Not that the Acting Prime Minister actually admitted that the odds were shifting back in Eden Park's favour. His statements simply spoke for themselves.

Perhaps the most telling came in Parliament when he was asked if the Government was still committed to Christchurch's Jade Stadium as a backup option should Aucklanders prove incapable of agreeing on the $500 million waterfront plan or an upgraded Eden Park.

Dr Cullen confirmed that was the case. But he then added that he anticipated that if the Auckland City Council and the Auckland Regional Council did not rally around the waterfront option "then presumably they will support the Eden Park stadium option".

The crucial word was "presumably". Auckland looks about as united as Iraq when it comes to building a national stadium on the city's wharves. But no one wants the city to lose the 2011 Rugby World Cup. That means all roads lead to Eden Park. Dr Cullen can see the logic.

His answer was a statement of the obvious, given the level of public opposition to the waterfront project. But it was also a concession, given the Government is going full throttle in favour of the waterfront.

The Government has yet to admit defeat. But it can see which way the wind is now blowing. Further evidence of that was Dr Cullen's rearguard action to buoy up the sinking waterfront proposal by issuing repeated warnings that the Eden Park Trust Board does not have detailed plans or final costings for its planned redevelopment.

However, his efforts to undermine the competing proposal were totally eclipsed by National announcing that its MPs were willing to back fast-track legislation for work at Eden Park only - not on the waterfront, unless the risks attached to that project, such as cost blow-outs and the constrained timetable for completion, could be eliminated.

National's stance is the most sensible one. It is showing it is more than willing to be constructive so Auckland is not left in the lurch.

It is also accurately reading public opinion. The danger now for Dr Cullen and Rugby World Cup Minister Trevor Mallard is that National's reflecting of public opinion ends up leading public opinion even further away from the waterfront option.

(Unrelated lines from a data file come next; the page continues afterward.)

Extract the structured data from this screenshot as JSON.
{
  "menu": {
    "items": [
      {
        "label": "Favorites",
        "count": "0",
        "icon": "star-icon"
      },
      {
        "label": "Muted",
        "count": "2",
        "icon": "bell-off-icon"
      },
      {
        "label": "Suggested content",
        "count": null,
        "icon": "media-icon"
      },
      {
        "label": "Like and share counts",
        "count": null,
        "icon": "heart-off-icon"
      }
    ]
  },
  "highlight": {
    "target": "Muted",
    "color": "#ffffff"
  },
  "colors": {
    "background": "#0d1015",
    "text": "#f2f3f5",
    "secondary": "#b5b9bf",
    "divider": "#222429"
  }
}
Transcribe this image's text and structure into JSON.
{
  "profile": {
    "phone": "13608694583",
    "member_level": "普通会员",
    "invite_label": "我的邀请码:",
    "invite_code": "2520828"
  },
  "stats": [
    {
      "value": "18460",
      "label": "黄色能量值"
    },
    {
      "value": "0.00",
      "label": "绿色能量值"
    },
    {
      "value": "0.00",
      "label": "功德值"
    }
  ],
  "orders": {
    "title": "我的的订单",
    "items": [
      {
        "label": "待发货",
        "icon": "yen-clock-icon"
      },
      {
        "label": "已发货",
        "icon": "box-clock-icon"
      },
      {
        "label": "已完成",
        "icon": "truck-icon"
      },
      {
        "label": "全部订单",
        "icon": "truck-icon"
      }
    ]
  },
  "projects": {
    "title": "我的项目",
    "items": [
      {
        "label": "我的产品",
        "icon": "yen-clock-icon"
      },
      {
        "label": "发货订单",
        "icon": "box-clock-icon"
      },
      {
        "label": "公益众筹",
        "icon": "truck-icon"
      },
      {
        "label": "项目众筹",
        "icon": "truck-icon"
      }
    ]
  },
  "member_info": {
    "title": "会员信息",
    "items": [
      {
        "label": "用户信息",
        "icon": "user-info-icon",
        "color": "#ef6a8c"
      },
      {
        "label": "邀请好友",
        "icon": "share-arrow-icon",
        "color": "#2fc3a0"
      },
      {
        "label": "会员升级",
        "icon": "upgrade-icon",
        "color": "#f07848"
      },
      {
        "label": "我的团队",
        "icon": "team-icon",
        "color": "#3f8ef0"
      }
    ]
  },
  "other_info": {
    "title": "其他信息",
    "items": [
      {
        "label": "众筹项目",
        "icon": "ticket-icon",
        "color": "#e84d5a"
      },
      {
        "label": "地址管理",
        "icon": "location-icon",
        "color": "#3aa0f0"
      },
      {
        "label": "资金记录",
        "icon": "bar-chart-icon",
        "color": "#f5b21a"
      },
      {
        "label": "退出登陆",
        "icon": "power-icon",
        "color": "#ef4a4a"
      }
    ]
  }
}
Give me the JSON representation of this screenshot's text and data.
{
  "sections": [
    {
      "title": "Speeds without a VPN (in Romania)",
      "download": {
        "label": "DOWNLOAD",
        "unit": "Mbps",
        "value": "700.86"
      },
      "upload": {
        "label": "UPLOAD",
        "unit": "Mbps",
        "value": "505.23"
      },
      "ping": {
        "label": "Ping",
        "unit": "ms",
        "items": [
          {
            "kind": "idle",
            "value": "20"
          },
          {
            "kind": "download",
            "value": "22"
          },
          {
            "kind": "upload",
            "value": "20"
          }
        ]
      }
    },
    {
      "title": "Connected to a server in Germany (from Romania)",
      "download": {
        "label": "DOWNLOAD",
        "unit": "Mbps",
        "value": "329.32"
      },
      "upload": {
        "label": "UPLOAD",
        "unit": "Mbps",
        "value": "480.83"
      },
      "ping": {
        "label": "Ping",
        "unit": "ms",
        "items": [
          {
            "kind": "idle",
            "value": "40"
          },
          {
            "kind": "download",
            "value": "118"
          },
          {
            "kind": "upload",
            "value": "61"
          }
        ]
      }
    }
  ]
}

National's doubts can have only one impact: further reducing what little momentum remains in Auckland to turn Mr Mallard's dream into concrete reality.